Nothing quite invigorates the senses like a football governing body trumpeting their own technical brilliance of a Friday afternoon.
But despite that nauseating feeling of being taunted with "We told you so's", UEFA's unorthodox pluck to come out and explain how their officials went about determining a final outcome on four highly dramatic and controversial VAR decisions from the past week's Champions League action, is somewhat of refreshing insight.
I don't agree with all of these decisions, but the fact that @uefa actually come out and explain them afterwards is a big step forward compared to most leagues where ref decisions are never explained + everyone is guessing.https://t.co/pALamev7Xm
— Gabriele Marcotti (@Marcotti) March 8, 2019
It's a week that will live in the memory for European football fans for a while to come, especially for those of an Ajax, Manchester United or FC Porto persuasion, after three of the four last 16 ties played over Tuesday and Wednesday resulted in sensational second-leg turnarounds.
On Tuesday, the Dutch champions travelled to the Bernebeau for the gargantuan task of over-turning a 2-1 home defeat by holders Real Madrid. But then...
Goals from Hakim Zyech, David Neres, Dusan Tadic and Lasse Schone gave the four-time winners of the competition a night to remember in the Spanish capital. However, Serbian Tadic's goal was a source of protestation for Los Blancos after a suggestion the ball had crossed the line for a throw-in in the build-up to his 62nd-minute strike.
Referee Felix Brych did not conduct an on-field review to determine for himself had right-back Noussair Mazraoui kept the whole of the ball in play after camera angles used for VAR proved inconclusive in determining whether the ball had indeed gone out. The German instead relied on the information of his assistant, who was adamant that the goal should stand. And this got the big UEFA green tick. Well done lads.
Then came frenetic Wednesday.

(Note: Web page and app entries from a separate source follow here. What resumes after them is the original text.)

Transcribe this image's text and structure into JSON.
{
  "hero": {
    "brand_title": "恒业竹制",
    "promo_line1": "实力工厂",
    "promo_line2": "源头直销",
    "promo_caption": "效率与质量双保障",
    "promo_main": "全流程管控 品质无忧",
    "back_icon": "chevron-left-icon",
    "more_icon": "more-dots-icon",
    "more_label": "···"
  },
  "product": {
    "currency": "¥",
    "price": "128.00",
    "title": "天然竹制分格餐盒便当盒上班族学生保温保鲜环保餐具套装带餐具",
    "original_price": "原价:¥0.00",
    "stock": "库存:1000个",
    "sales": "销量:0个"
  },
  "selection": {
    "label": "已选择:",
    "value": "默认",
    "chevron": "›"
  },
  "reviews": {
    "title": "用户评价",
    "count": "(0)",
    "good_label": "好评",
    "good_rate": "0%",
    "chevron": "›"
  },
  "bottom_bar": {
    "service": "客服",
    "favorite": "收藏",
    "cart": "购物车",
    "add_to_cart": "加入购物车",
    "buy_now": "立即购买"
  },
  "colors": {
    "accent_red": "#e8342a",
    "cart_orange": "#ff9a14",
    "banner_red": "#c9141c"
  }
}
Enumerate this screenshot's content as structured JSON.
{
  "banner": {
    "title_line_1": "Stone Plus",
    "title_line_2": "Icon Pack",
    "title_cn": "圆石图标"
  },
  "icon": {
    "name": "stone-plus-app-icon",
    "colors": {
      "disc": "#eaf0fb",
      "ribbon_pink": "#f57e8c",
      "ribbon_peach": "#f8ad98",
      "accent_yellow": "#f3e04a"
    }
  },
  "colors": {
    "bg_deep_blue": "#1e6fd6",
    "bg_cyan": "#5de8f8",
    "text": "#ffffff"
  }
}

PSG looked to be holding on by the skin of their sausages to progress on aggregate, despite trailing Manchester United 2-1 at the Parc des Princes until Diego Dalot's audacious long-range effort struck the flailing arm of Presnel Kimpembe in the dying moments.
And whilst the video assistant took his time in relaying to on-field referee Damir Skomina that he should indeed consult his pitch-side monitor.
Europe held it's breath whilst the Slovenian batted away a remonstrating Ole Gunnar Solskjaer, before electrifyingly awarding United a belated spot-kick, on the grounds that the defender had made his body bigger with the use of his arm, impeding the route of Dalot's strike to goal.
UEFA have now explained the decision.
Following the on-field review, the referee confirmed that the distance that the ball travelled was not short and the impact could therefore not be unexpected. The defender’s arm was not close to the body, which made the defender’s body bigger thus resulting in the ball being stopped from travelling in the direction of the goal.
Marcus Rashford smashed in the penalty and United booked their place in the quarter-finals on the away goals rule.
Video assistant for the Porto - Roma game, Szymon Marciniak was also in the thick of things having alerted match referee Cüneyt Çakır to a holding offence committed by Roma's Alessandro Florenzi late into extra time at the home of the Portuguese champions. The Turkish whistler pointed to the spot after review, and Alex Telles duly converted from 12 yards sending the home side into a 4-3 aggregate lead.
There was further drama to follow, however, as Roma thought they too should have been awarded a penalty in injury-time at the end of the extra periods when Patrick Schick went down in the box after attention from Moussa Marega.
On this occasion, however, Çakır did not conduct an on-field review. He had been close enough to make a call on the action himself but did allow VAR to check for any reason why his own decision should be overruled. They found none, and the triumph of justice continues.